** Records for this task follows **

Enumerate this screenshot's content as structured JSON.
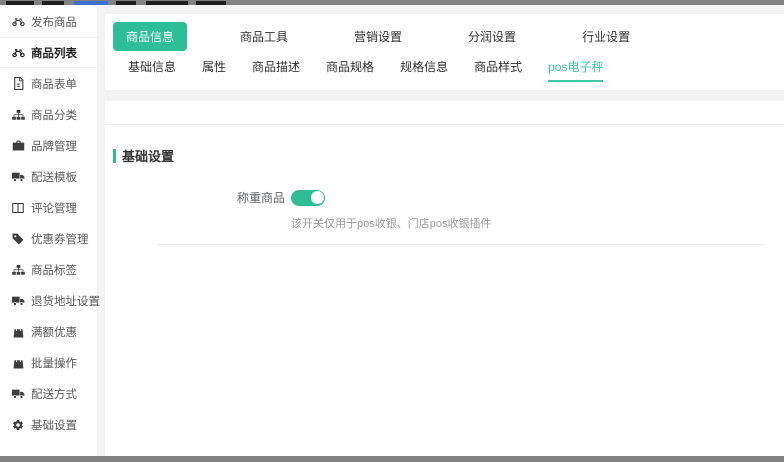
{
  "sidebar": {
    "items": [
      {
        "label": "发布商品",
        "icon": "motorcycle-icon",
        "active": false
      },
      {
        "label": "商品列表",
        "icon": "motorcycle-icon",
        "active": true
      },
      {
        "label": "商品表单",
        "icon": "file-icon",
        "active": false
      },
      {
        "label": "商品分类",
        "icon": "sitemap-icon",
        "active": false
      },
      {
        "label": "品牌管理",
        "icon": "briefcase-icon",
        "active": false
      },
      {
        "label": "配送模板",
        "icon": "truck-icon",
        "active": false
      },
      {
        "label": "评论管理",
        "icon": "columns-icon",
        "active": false
      },
      {
        "label": "优惠券管理",
        "icon": "tag-icon",
        "active": false
      },
      {
        "label": "商品标签",
        "icon": "sitemap-icon",
        "active": false
      },
      {
        "label": "退货地址设置",
        "icon": "truck-icon",
        "active": false
      },
      {
        "label": "满额优惠",
        "icon": "bag-icon",
        "active": false
      },
      {
        "label": "批量操作",
        "icon": "bag-icon",
        "active": false
      },
      {
        "label": "配送方式",
        "icon": "truck-icon",
        "active": false
      },
      {
        "label": "基础设置",
        "icon": "gear-icon",
        "active": false
      }
    ]
  },
  "tabs_primary": {
    "items": [
      {
        "label": "商品信息",
        "active": true
      },
      {
        "label": "商品工具",
        "active": false
      },
      {
        "label": "营销设置",
        "active": false
      },
      {
        "label": "分润设置",
        "active": false
      },
      {
        "label": "行业设置",
        "active": false
      }
    ]
  },
  "tabs_secondary": {
    "items": [
      {
        "label": "基础信息",
        "active": false
      },
      {
        "label": "属性",
        "active": false
      },
      {
        "label": "商品描述",
        "active": false
      },
      {
        "label": "商品规格",
        "active": false
      },
      {
        "label": "规格信息",
        "active": false
      },
      {
        "label": "商品样式",
        "active": false
      },
      {
        "label": "pos电子秤",
        "active": true
      }
    ]
  },
  "content": {
    "section_title": "基础设置",
    "form": {
      "label": "称重商品",
      "toggle_state": "on",
      "hint": "该开关仅用于pos收银、门店pos收银插件"
    }
  },
  "colors": {
    "accent": "#2ebe96",
    "accent_light": "#3ec7a2",
    "chrome_strip": "#828282"
  }
}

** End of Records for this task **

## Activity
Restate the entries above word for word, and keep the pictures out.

## Response to the task
Enumerate this screenshot's content as structured JSON.
{
  "sidebar": {
    "items": [
      {
        "label": "发布商品",
        "icon": "motorcycle-icon",
        "active": false
      },
      {
        "label": "商品列表",
        "icon": "motorcycle-icon",
        "active": true
      },
      {
        "label": "商品表单",
        "icon": "file-icon",
        "active": false
      },
      {
        "label": "商品分类",
        "icon": "sitemap-icon",
        "active": false
      },
      {
        "label": "品牌管理",
        "icon": "briefcase-icon",
        "active": false
      },
      {
        "label": "配送模板",
        "icon": "truck-icon",
        "active": false
      },
      {
        "label": "评论管理",
        "icon": "columns-icon",
        "active": false
      },
      {
        "label": "优惠券管理",
        "icon": "tag-icon",
        "active": false
      },
      {
        "label": "商品标签",
        "icon": "sitemap-icon",
        "active": false
      },
      {
        "label": "退货地址设置",
        "icon": "truck-icon",
        "active": false
      },
      {
        "label": "满额优惠",
        "icon": "bag-icon",
        "active": false
      },
      {
        "label": "批量操作",
        "icon": "bag-icon",
        "active": false
      },
      {
        "label": "配送方式",
        "icon": "truck-icon",
        "active": false
      },
      {
        "label": "基础设置",
        "icon": "gear-icon",
        "active": false
      }
    ]
  },
  "tabs_primary": {
    "items": [
      {
        "label": "商品信息",
        "active": true
      },
      {
        "label": "商品工具",
        "active": false
      },
      {
        "label": "营销设置",
        "active": false
      },
      {
        "label": "分润设置",
        "active": false
      },
      {
        "label": "行业设置",
        "active": false
      }
    ]
  },
  "tabs_secondary": {
    "items": [
      {
        "label": "基础信息",
        "active": false
      },
      {
        "label": "属性",
        "active": false
      },
      {
        "label": "商品描述",
        "active": false
      },
      {
        "label": "商品规格",
        "active": false
      },
      {
        "label": "规格信息",
        "active": false
      },
      {
        "label": "商品样式",
        "active": false
      },
      {
        "label": "pos电子秤",
        "active": true
      }
    ]
  },
  "content": {
    "section_title": "基础设置",
    "form": {
      "label": "称重商品",
      "toggle_state": "on",
      "hint": "该开关仅用于pos收银、门店pos收银插件"
    }
  },
  "colors": {
    "accent": "#2ebe96",
    "accent_light": "#3ec7a2",
    "chrome_strip": "#828282"
  }
}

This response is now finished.